* [What needs to be done]
Write out the entries exactly, pictures excluded.

* [Saved data entries]
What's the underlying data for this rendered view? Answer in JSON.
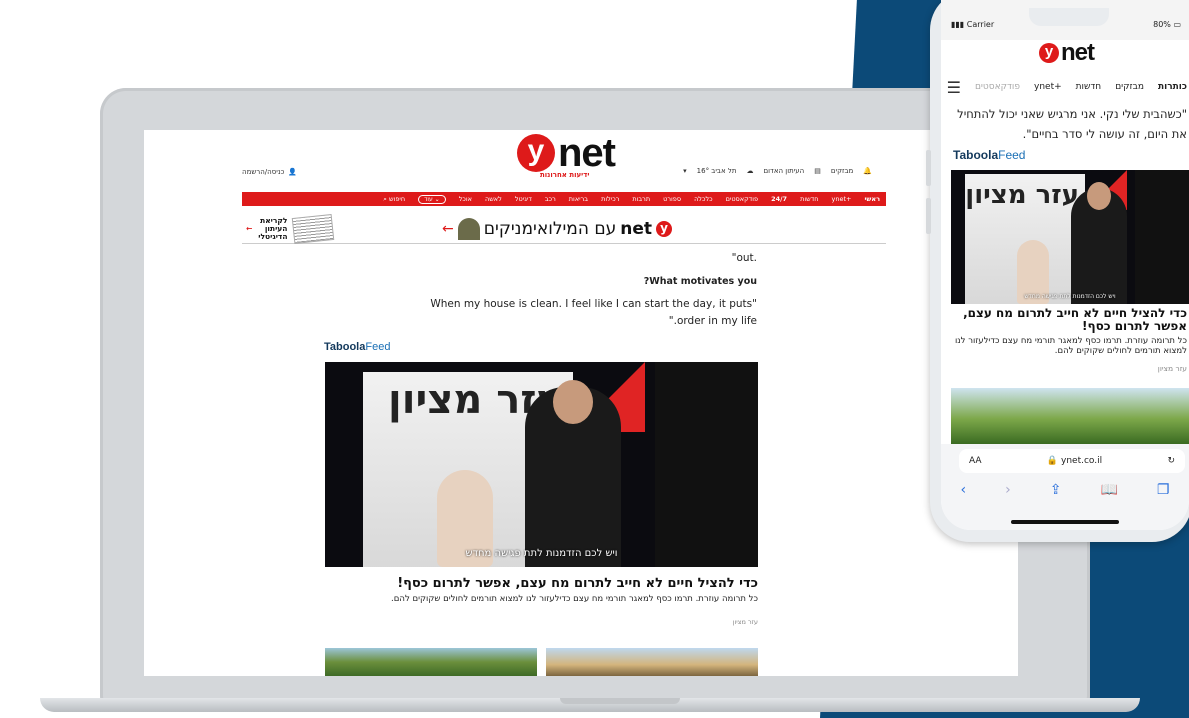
{
  "colors": {
    "brand_red": "#de1a1a",
    "bg_blue": "#0c4a78",
    "taboola_blue": "#1a6fb5"
  },
  "site": {
    "logo_y": "y",
    "logo_net": "net",
    "logo_tagline": "ידיעות אחרונות",
    "login": "כניסה/הרשמה",
    "header_right": {
      "subscribers": "מבזקים",
      "newspaper": "העיתון האדום",
      "weather": "16° תל אביב"
    },
    "nav": {
      "items": [
        "ראשי",
        "ynet+",
        "חדשות",
        "24/7",
        "פודקאסטים",
        "כלכלה",
        "ספורט",
        "תרבות",
        "רכילות",
        "בריאות",
        "רכב",
        "דיגיטל",
        "לאשה",
        "אוכל"
      ],
      "more": "עוד",
      "search": "חיפוש"
    },
    "banner": {
      "text": "עם המילואימניקים",
      "y": "y",
      "net": "net",
      "left_line1": "לקריאת",
      "left_line2": "העיתון",
      "left_line3": "הדיגיטלי"
    },
    "article": {
      "line_out": ".out\"",
      "question": "What motivates you?",
      "answer_1": "\"When my house is clean. I feel like I can start the day, it puts",
      "answer_2": "order in my life.\""
    },
    "taboola": {
      "brand": "Taboola",
      "feed": "Feed"
    },
    "hero": {
      "sign": "עזר מציון",
      "caption": "ויש לכם הזדמנות לתת פגישה מחדש"
    },
    "card": {
      "headline": "כדי להציל חיים לא חייב לתרום מח עצם, אפשר לתרום כסף!",
      "desc": "כל תרומה עוזרת. תרמו כסף למאגר תורמי מח עצם כדילעזור לנו למצוא תורמים לחולים שקוקים להם.",
      "source": "עזר מציון"
    }
  },
  "phone": {
    "carrier": "Carrier",
    "battery": "80%",
    "nav": [
      "כותרות",
      "מבזקים",
      "חדשות",
      "ynet+",
      "פודקאסטים"
    ],
    "quote": "\"כשהבית שלי נקי. אני מרגיש שאני יכול להתחיל את היום, זה עושה לי סדר בחיים\".",
    "url": "ynet.co.il",
    "aa": "AA"
  }
}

* [Solution]
What's the underlying data for this rendered view? Answer in JSON.
{
  "colors": {
    "brand_red": "#de1a1a",
    "bg_blue": "#0c4a78",
    "taboola_blue": "#1a6fb5"
  },
  "site": {
    "logo_y": "y",
    "logo_net": "net",
    "logo_tagline": "ידיעות אחרונות",
    "login": "כניסה/הרשמה",
    "header_right": {
      "subscribers": "מבזקים",
      "newspaper": "העיתון האדום",
      "weather": "16° תל אביב"
    },
    "nav": {
      "items": [
        "ראשי",
        "ynet+",
        "חדשות",
        "24/7",
        "פודקאסטים",
        "כלכלה",
        "ספורט",
        "תרבות",
        "רכילות",
        "בריאות",
        "רכב",
        "דיגיטל",
        "לאשה",
        "אוכל"
      ],
      "more": "עוד",
      "search": "חיפוש"
    },
    "banner": {
      "text": "עם המילואימניקים",
      "y": "y",
      "net": "net",
      "left_line1": "לקריאת",
      "left_line2": "העיתון",
      "left_line3": "הדיגיטלי"
    },
    "article": {
      "line_out": ".out\"",
      "question": "What motivates you?",
      "answer_1": "\"When my house is clean. I feel like I can start the day, it puts",
      "answer_2": "order in my life.\""
    },
    "taboola": {
      "brand": "Taboola",
      "feed": "Feed"
    },
    "hero": {
      "sign": "עזר מציון",
      "caption": "ויש לכם הזדמנות לתת פגישה מחדש"
    },
    "card": {
      "headline": "כדי להציל חיים לא חייב לתרום מח עצם, אפשר לתרום כסף!",
      "desc": "כל תרומה עוזרת. תרמו כסף למאגר תורמי מח עצם כדילעזור לנו למצוא תורמים לחולים שקוקים להם.",
      "source": "עזר מציון"
    }
  },
  "phone": {
    "carrier": "Carrier",
    "battery": "80%",
    "nav": [
      "כותרות",
      "מבזקים",
      "חדשות",
      "ynet+",
      "פודקאסטים"
    ],
    "quote": "\"כשהבית שלי נקי. אני מרגיש שאני יכול להתחיל את היום, זה עושה לי סדר בחיים\".",
    "url": "ynet.co.il",
    "aa": "AA"
  }
}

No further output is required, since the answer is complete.